**Task requirements**: Every entry is to be set down a second time, precisely as written.

**Recorded information**:
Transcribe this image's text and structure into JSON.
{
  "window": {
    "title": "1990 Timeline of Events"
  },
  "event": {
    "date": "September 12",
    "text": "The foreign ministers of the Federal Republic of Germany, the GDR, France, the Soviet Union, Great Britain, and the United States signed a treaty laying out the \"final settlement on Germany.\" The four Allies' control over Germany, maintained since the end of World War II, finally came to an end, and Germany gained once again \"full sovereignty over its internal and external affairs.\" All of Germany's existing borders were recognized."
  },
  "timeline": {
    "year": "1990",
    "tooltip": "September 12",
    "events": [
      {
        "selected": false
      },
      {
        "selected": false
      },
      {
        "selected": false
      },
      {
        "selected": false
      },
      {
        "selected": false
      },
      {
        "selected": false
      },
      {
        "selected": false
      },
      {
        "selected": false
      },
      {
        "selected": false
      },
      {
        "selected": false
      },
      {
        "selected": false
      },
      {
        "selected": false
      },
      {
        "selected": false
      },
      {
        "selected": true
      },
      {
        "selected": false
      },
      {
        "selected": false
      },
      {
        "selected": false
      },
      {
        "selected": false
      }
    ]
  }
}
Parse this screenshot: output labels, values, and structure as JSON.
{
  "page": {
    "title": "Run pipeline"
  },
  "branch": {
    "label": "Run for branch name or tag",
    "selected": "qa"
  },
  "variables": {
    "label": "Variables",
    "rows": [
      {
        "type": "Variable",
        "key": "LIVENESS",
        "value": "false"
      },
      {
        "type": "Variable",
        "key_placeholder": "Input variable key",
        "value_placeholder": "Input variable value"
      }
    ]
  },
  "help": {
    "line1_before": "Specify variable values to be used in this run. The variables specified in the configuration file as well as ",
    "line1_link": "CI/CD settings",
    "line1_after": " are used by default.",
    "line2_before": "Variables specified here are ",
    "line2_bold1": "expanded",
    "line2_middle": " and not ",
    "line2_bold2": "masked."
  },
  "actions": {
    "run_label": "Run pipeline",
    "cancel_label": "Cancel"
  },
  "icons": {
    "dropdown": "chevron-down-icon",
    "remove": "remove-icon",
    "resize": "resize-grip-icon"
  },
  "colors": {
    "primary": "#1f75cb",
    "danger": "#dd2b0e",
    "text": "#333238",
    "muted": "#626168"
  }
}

**Exercise result**:
Transcribe this image's text and structure into JSON.
{
  "window": {
    "title": "1990 Timeline of Events"
  },
  "event": {
    "date": "September 12",
    "text": "The foreign ministers of the Federal Republic of Germany, the GDR, France, the Soviet Union, Great Britain, and the United States signed a treaty laying out the \"final settlement on Germany.\" The four Allies' control over Germany, maintained since the end of World War II, finally came to an end, and Germany gained once again \"full sovereignty over its internal and external affairs.\" All of Germany's existing borders were recognized."
  },
  "timeline": {
    "year": "1990",
    "tooltip": "September 12",
    "events": [
      {
        "selected": false
      },
      {
        "selected": false
      },
      {
        "selected": false
      },
      {
        "selected": false
      },
      {
        "selected": false
      },
      {
        "selected": false
      },
      {
        "selected": false
      },
      {
        "selected": false
      },
      {
        "selected": false
      },
      {
        "selected": false
      },
      {
        "selected": false
      },
      {
        "selected": false
      },
      {
        "selected": false
      },
      {
        "selected": true
      },
      {
        "selected": false
      },
      {
        "selected": false
      },
      {
        "selected": false
      },
      {
        "selected": false
      }
    ]
  }
}
Parse this screenshot: output labels, values, and structure as JSON.
{
  "page": {
    "title": "Run pipeline"
  },
  "branch": {
    "label": "Run for branch name or tag",
    "selected": "qa"
  },
  "variables": {
    "label": "Variables",
    "rows": [
      {
        "type": "Variable",
        "key": "LIVENESS",
        "value": "false"
      },
      {
        "type": "Variable",
        "key_placeholder": "Input variable key",
        "value_placeholder": "Input variable value"
      }
    ]
  },
  "help": {
    "line1_before": "Specify variable values to be used in this run. The variables specified in the configuration file as well as ",
    "line1_link": "CI/CD settings",
    "line1_after": " are used by default.",
    "line2_before": "Variables specified here are ",
    "line2_bold1": "expanded",
    "line2_middle": " and not ",
    "line2_bold2": "masked."
  },
  "actions": {
    "run_label": "Run pipeline",
    "cancel_label": "Cancel"
  },
  "icons": {
    "dropdown": "chevron-down-icon",
    "remove": "remove-icon",
    "resize": "resize-grip-icon"
  },
  "colors": {
    "primary": "#1f75cb",
    "danger": "#dd2b0e",
    "text": "#333238",
    "muted": "#626168"
  }
}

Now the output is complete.